--- INSTRUCTIONS TO FOLLOW ---
Search the records below for the line containing "Output a JSON". Write out that line and every line after it exactly as written.

(Dataset rows for apps and sites)
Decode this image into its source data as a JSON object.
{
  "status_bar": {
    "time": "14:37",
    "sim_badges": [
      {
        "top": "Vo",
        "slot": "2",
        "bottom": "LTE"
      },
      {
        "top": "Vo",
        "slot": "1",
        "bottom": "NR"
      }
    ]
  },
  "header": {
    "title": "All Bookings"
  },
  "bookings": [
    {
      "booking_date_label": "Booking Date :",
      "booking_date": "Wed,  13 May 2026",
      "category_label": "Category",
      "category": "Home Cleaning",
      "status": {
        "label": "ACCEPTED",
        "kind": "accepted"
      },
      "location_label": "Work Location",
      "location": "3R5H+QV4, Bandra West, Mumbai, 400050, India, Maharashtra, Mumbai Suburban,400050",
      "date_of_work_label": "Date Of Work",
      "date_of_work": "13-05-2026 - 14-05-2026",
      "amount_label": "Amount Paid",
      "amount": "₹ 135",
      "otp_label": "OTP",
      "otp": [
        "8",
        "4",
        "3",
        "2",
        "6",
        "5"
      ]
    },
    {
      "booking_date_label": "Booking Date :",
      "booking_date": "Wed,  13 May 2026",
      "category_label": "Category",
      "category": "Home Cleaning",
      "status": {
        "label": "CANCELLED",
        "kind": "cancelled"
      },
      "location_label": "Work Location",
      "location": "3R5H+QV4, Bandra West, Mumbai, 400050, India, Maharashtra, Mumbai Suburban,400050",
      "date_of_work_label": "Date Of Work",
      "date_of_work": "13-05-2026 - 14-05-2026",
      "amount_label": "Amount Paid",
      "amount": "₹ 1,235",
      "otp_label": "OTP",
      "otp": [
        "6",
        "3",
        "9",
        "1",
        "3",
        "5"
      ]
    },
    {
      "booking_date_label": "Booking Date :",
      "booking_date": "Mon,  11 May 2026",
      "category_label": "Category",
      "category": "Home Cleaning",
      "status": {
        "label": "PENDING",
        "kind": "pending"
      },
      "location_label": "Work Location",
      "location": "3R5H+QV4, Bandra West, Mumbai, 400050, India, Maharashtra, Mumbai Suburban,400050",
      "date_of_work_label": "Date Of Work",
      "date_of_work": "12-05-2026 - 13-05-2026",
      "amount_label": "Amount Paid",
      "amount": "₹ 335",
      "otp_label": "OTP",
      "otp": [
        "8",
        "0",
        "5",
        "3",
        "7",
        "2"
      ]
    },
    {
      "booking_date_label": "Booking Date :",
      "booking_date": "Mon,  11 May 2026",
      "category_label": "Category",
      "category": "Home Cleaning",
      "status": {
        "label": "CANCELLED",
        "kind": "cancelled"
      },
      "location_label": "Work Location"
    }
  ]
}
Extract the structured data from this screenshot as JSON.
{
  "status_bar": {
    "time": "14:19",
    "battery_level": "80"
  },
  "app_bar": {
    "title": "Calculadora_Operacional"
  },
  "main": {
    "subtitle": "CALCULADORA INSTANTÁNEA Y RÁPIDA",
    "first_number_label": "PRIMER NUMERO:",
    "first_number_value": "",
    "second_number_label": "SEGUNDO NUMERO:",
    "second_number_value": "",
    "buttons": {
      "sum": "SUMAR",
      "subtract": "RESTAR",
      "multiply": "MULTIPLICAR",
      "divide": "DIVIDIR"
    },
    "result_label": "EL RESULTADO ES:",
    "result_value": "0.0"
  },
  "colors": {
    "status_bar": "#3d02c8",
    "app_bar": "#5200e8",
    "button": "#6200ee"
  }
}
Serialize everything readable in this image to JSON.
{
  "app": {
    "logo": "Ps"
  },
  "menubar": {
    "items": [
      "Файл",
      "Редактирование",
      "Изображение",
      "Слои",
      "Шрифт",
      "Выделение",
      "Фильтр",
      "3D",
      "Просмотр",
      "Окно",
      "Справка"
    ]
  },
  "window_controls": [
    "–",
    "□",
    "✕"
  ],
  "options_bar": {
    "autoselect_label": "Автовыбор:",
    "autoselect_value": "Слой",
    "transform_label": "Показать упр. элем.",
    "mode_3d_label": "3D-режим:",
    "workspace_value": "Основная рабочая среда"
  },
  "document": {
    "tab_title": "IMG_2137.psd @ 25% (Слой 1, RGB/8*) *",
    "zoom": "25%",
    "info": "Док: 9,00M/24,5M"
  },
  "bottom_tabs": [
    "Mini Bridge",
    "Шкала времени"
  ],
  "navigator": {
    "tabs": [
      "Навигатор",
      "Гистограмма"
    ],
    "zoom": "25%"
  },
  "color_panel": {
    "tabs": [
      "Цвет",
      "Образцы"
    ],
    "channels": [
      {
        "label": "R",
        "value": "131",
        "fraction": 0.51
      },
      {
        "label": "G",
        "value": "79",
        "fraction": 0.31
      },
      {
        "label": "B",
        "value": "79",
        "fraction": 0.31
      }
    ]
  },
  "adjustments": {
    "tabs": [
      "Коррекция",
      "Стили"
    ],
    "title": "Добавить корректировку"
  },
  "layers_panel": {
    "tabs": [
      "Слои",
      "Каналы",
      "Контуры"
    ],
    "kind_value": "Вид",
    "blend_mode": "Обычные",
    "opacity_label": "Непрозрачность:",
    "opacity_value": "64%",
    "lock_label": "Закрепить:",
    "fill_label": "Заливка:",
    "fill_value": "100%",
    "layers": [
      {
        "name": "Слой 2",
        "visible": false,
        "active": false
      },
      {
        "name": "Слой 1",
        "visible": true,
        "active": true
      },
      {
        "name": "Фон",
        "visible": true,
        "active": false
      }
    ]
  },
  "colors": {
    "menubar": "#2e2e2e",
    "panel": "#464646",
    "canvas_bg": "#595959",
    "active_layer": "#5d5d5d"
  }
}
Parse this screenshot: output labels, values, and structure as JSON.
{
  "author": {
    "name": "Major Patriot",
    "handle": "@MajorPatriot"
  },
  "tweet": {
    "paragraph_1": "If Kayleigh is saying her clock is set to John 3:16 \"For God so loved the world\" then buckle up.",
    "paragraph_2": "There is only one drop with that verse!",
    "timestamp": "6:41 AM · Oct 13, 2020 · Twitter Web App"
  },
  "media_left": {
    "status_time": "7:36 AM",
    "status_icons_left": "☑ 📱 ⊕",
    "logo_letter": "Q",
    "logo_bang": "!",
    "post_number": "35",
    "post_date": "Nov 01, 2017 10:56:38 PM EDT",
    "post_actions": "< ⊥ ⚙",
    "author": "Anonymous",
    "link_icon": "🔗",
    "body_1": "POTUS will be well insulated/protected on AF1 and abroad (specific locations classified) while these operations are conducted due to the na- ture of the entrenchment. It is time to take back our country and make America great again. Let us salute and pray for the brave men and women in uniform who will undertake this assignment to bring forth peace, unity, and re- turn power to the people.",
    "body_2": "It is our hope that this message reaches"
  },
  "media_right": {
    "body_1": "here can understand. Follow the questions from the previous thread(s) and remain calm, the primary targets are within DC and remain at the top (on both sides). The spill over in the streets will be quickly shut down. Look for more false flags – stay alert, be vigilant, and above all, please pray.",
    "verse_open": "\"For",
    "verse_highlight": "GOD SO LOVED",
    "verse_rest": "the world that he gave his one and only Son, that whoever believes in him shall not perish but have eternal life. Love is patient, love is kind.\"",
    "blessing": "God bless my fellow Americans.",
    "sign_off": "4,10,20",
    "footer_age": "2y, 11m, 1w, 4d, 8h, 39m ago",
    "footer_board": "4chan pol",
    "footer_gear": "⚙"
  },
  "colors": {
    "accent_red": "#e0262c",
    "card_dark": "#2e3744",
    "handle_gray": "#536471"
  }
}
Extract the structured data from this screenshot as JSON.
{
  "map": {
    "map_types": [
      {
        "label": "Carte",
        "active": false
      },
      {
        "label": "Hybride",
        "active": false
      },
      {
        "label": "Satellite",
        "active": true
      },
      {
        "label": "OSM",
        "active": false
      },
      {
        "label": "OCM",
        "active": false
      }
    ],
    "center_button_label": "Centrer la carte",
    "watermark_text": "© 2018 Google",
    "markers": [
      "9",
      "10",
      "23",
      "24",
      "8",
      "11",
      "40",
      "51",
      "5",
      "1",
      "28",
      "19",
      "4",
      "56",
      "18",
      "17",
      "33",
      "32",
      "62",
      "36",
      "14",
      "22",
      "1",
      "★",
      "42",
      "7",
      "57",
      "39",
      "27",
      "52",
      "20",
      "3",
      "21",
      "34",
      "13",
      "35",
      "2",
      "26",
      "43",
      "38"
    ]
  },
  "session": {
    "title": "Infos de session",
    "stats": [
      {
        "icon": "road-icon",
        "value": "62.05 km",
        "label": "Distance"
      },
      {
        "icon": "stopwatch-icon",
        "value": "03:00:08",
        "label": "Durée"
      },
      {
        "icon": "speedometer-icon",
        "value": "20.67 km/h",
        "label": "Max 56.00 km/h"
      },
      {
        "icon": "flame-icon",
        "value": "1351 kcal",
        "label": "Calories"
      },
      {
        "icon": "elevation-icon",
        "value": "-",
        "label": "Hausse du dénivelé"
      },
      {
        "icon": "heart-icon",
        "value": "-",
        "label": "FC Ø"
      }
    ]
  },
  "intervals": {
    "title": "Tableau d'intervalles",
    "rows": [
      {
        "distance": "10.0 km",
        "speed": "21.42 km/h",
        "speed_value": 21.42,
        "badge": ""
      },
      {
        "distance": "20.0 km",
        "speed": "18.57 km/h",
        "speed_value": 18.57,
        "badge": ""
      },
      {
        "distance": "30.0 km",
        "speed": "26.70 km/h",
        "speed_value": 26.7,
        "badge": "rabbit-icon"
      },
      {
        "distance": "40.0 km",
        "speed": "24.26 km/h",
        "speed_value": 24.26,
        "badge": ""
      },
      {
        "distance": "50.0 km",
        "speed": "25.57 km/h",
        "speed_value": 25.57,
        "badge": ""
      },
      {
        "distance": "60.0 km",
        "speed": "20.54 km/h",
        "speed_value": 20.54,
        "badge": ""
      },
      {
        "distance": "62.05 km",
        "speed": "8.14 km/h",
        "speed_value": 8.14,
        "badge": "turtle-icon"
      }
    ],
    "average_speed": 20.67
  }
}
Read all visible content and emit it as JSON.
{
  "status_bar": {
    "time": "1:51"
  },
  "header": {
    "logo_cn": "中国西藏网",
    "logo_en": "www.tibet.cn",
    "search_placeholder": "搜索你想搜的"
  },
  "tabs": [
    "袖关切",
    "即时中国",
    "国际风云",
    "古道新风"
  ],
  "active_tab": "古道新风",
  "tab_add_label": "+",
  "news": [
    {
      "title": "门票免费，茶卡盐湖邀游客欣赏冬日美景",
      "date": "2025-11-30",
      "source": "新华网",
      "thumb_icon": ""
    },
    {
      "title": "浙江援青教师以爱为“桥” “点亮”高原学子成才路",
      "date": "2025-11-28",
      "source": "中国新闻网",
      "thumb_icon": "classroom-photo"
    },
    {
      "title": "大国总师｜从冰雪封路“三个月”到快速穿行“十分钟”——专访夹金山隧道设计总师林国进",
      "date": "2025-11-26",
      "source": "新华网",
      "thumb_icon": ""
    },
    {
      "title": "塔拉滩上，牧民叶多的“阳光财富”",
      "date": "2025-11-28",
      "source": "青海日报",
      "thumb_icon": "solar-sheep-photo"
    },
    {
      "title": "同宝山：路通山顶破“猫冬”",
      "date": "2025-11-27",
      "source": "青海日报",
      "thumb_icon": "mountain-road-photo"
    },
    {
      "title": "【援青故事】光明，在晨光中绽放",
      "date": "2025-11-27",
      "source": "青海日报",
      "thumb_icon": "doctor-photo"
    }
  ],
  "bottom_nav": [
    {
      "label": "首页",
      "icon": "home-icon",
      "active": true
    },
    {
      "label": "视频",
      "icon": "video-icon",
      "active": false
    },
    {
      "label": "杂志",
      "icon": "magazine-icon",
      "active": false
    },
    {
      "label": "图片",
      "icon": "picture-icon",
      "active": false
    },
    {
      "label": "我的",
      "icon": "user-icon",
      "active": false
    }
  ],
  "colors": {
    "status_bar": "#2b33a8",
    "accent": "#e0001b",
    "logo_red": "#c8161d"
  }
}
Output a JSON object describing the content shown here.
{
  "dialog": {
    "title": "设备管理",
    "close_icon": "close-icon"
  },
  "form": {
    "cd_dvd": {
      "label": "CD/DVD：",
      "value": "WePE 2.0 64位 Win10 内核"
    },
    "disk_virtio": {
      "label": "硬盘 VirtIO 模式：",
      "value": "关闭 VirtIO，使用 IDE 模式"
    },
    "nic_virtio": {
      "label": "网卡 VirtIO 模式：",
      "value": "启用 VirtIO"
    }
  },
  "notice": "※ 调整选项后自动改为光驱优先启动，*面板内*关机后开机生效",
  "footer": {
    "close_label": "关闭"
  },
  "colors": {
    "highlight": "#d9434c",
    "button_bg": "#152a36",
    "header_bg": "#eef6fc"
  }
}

--- RESULT FOR THIS TASK ---
Output a JSON object describing the content shown here.
{
  "dialog": {
    "title": "设备管理",
    "close_icon": "close-icon"
  },
  "form": {
    "cd_dvd": {
      "label": "CD/DVD：",
      "value": "WePE 2.0 64位 Win10 内核"
    },
    "disk_virtio": {
      "label": "硬盘 VirtIO 模式：",
      "value": "关闭 VirtIO，使用 IDE 模式"
    },
    "nic_virtio": {
      "label": "网卡 VirtIO 模式：",
      "value": "启用 VirtIO"
    }
  },
  "notice": "※ 调整选项后自动改为光驱优先启动，*面板内*关机后开机生效",
  "footer": {
    "close_label": "关闭"
  },
  "colors": {
    "highlight": "#d9434c",
    "button_bg": "#152a36",
    "header_bg": "#eef6fc"
  }
}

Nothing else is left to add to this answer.